>>>>>

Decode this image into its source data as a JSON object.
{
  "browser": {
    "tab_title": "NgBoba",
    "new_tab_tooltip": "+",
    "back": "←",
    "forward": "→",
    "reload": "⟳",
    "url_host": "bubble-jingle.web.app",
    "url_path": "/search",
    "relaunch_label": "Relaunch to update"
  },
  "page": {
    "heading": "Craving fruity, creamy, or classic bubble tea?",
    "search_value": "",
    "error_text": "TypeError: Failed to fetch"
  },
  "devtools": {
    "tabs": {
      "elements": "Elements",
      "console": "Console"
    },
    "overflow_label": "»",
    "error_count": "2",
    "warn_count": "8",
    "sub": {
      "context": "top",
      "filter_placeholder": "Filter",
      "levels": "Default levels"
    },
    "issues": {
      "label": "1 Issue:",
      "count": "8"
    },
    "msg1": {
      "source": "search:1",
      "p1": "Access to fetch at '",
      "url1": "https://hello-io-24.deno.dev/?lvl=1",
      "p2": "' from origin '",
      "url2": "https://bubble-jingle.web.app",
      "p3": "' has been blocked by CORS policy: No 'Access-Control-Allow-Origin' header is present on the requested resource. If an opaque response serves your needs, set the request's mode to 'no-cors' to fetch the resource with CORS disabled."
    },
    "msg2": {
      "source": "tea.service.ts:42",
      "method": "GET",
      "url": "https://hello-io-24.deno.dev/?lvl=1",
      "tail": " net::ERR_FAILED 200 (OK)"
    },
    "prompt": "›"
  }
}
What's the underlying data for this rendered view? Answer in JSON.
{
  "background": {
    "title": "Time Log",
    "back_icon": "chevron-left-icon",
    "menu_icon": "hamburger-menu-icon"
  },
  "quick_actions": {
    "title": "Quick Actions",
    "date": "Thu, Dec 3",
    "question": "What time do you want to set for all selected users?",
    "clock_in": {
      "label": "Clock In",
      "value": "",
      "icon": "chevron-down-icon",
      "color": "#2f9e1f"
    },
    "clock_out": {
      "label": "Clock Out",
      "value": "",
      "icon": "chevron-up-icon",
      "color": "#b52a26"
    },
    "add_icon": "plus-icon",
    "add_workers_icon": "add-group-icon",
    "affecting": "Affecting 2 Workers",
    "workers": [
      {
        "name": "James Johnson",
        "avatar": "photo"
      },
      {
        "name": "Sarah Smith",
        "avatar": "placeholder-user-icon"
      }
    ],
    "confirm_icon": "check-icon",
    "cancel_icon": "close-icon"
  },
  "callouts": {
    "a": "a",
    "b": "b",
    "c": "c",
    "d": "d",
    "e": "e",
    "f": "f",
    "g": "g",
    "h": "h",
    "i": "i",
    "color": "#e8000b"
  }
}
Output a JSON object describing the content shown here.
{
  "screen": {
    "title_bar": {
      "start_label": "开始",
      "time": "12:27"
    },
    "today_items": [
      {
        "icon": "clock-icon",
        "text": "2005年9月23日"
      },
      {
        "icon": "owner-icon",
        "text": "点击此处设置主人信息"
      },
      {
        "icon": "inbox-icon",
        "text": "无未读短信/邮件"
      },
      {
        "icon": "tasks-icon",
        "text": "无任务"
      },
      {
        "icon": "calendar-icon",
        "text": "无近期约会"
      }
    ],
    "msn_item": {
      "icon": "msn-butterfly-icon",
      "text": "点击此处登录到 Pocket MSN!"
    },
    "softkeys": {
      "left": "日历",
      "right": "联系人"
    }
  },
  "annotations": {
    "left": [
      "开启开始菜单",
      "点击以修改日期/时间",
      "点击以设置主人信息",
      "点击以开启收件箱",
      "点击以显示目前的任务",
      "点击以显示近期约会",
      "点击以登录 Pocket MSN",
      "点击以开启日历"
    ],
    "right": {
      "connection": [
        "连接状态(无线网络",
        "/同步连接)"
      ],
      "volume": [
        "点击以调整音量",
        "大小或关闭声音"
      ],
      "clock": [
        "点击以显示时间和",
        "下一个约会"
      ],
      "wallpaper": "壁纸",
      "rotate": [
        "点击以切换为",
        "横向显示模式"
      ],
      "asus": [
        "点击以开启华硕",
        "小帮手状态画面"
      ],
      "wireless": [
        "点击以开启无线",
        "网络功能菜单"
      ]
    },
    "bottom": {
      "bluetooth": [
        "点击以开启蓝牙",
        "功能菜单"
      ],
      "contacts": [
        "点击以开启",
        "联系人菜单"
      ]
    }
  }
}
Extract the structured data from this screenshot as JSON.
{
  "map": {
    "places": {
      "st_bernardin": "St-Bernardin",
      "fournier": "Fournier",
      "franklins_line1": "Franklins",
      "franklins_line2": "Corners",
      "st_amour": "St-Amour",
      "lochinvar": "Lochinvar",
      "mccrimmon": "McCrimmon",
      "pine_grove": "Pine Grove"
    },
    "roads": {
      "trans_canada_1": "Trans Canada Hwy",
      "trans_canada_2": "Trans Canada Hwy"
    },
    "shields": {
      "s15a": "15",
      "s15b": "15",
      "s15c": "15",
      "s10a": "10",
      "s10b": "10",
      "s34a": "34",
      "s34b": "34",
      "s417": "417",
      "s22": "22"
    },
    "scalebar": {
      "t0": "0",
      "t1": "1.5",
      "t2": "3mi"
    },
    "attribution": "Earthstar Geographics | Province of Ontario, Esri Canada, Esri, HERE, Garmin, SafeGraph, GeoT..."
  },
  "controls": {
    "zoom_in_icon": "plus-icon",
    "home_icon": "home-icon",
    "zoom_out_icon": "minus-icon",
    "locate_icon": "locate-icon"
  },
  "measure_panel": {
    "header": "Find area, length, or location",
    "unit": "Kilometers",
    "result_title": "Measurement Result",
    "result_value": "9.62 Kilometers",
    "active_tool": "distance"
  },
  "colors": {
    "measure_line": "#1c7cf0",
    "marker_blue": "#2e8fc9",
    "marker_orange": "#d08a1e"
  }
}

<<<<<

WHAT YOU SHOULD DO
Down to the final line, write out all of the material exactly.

YOUR RESPONSE
Decode this image into its source data as a JSON object.
{
  "browser": {
    "tab_title": "NgBoba",
    "new_tab_tooltip": "+",
    "back": "←",
    "forward": "→",
    "reload": "⟳",
    "url_host": "bubble-jingle.web.app",
    "url_path": "/search",
    "relaunch_label": "Relaunch to update"
  },
  "page": {
    "heading": "Craving fruity, creamy, or classic bubble tea?",
    "search_value": "",
    "error_text": "TypeError: Failed to fetch"
  },
  "devtools": {
    "tabs": {
      "elements": "Elements",
      "console": "Console"
    },
    "overflow_label": "»",
    "error_count": "2",
    "warn_count": "8",
    "sub": {
      "context": "top",
      "filter_placeholder": "Filter",
      "levels": "Default levels"
    },
    "issues": {
      "label": "1 Issue:",
      "count": "8"
    },
    "msg1": {
      "source": "search:1",
      "p1": "Access to fetch at '",
      "url1": "https://hello-io-24.deno.dev/?lvl=1",
      "p2": "' from origin '",
      "url2": "https://bubble-jingle.web.app",
      "p3": "' has been blocked by CORS policy: No 'Access-Control-Allow-Origin' header is present on the requested resource. If an opaque response serves your needs, set the request's mode to 'no-cors' to fetch the resource with CORS disabled."
    },
    "msg2": {
      "source": "tea.service.ts:42",
      "method": "GET",
      "url": "https://hello-io-24.deno.dev/?lvl=1",
      "tail": " net::ERR_FAILED 200 (OK)"
    },
    "prompt": "›"
  }
}
What's the underlying data for this rendered view? Answer in JSON.
{
  "background": {
    "title": "Time Log",
    "back_icon": "chevron-left-icon",
    "menu_icon": "hamburger-menu-icon"
  },
  "quick_actions": {
    "title": "Quick Actions",
    "date": "Thu, Dec 3",
    "question": "What time do you want to set for all selected users?",
    "clock_in": {
      "label": "Clock In",
      "value": "",
      "icon": "chevron-down-icon",
      "color": "#2f9e1f"
    },
    "clock_out": {
      "label": "Clock Out",
      "value": "",
      "icon": "chevron-up-icon",
      "color": "#b52a26"
    },
    "add_icon": "plus-icon",
    "add_workers_icon": "add-group-icon",
    "affecting": "Affecting 2 Workers",
    "workers": [
      {
        "name": "James Johnson",
        "avatar": "photo"
      },
      {
        "name": "Sarah Smith",
        "avatar": "placeholder-user-icon"
      }
    ],
    "confirm_icon": "check-icon",
    "cancel_icon": "close-icon"
  },
  "callouts": {
    "a": "a",
    "b": "b",
    "c": "c",
    "d": "d",
    "e": "e",
    "f": "f",
    "g": "g",
    "h": "h",
    "i": "i",
    "color": "#e8000b"
  }
}
Output a JSON object describing the content shown here.
{
  "screen": {
    "title_bar": {
      "start_label": "开始",
      "time": "12:27"
    },
    "today_items": [
      {
        "icon": "clock-icon",
        "text": "2005年9月23日"
      },
      {
        "icon": "owner-icon",
        "text": "点击此处设置主人信息"
      },
      {
        "icon": "inbox-icon",
        "text": "无未读短信/邮件"
      },
      {
        "icon": "tasks-icon",
        "text": "无任务"
      },
      {
        "icon": "calendar-icon",
        "text": "无近期约会"
      }
    ],
    "msn_item": {
      "icon": "msn-butterfly-icon",
      "text": "点击此处登录到 Pocket MSN!"
    },
    "softkeys": {
      "left": "日历",
      "right": "联系人"
    }
  },
  "annotations": {
    "left": [
      "开启开始菜单",
      "点击以修改日期/时间",
      "点击以设置主人信息",
      "点击以开启收件箱",
      "点击以显示目前的任务",
      "点击以显示近期约会",
      "点击以登录 Pocket MSN",
      "点击以开启日历"
    ],
    "right": {
      "connection": [
        "连接状态(无线网络",
        "/同步连接)"
      ],
      "volume": [
        "点击以调整音量",
        "大小或关闭声音"
      ],
      "clock": [
        "点击以显示时间和",
        "下一个约会"
      ],
      "wallpaper": "壁纸",
      "rotate": [
        "点击以切换为",
        "横向显示模式"
      ],
      "asus": [
        "点击以开启华硕",
        "小帮手状态画面"
      ],
      "wireless": [
        "点击以开启无线",
        "网络功能菜单"
      ]
    },
    "bottom": {
      "bluetooth": [
        "点击以开启蓝牙",
        "功能菜单"
      ],
      "contacts": [
        "点击以开启",
        "联系人菜单"
      ]
    }
  }
}
Extract the structured data from this screenshot as JSON.
{
  "map": {
    "places": {
      "st_bernardin": "St-Bernardin",
      "fournier": "Fournier",
      "franklins_line1": "Franklins",
      "franklins_line2": "Corners",
      "st_amour": "St-Amour",
      "lochinvar": "Lochinvar",
      "mccrimmon": "McCrimmon",
      "pine_grove": "Pine Grove"
    },
    "roads": {
      "trans_canada_1": "Trans Canada Hwy",
      "trans_canada_2": "Trans Canada Hwy"
    },
    "shields": {
      "s15a": "15",
      "s15b": "15",
      "s15c": "15",
      "s10a": "10",
      "s10b": "10",
      "s34a": "34",
      "s34b": "34",
      "s417": "417",
      "s22": "22"
    },
    "scalebar": {
      "t0": "0",
      "t1": "1.5",
      "t2": "3mi"
    },
    "attribution": "Earthstar Geographics | Province of Ontario, Esri Canada, Esri, HERE, Garmin, SafeGraph, GeoT..."
  },
  "controls": {
    "zoom_in_icon": "plus-icon",
    "home_icon": "home-icon",
    "zoom_out_icon": "minus-icon",
    "locate_icon": "locate-icon"
  },
  "measure_panel": {
    "header": "Find area, length, or location",
    "unit": "Kilometers",
    "result_title": "Measurement Result",
    "result_value": "9.62 Kilometers",
    "active_tool": "distance"
  },
  "colors": {
    "measure_line": "#1c7cf0",
    "marker_blue": "#2e8fc9",
    "marker_orange": "#d08a1e"
  }
}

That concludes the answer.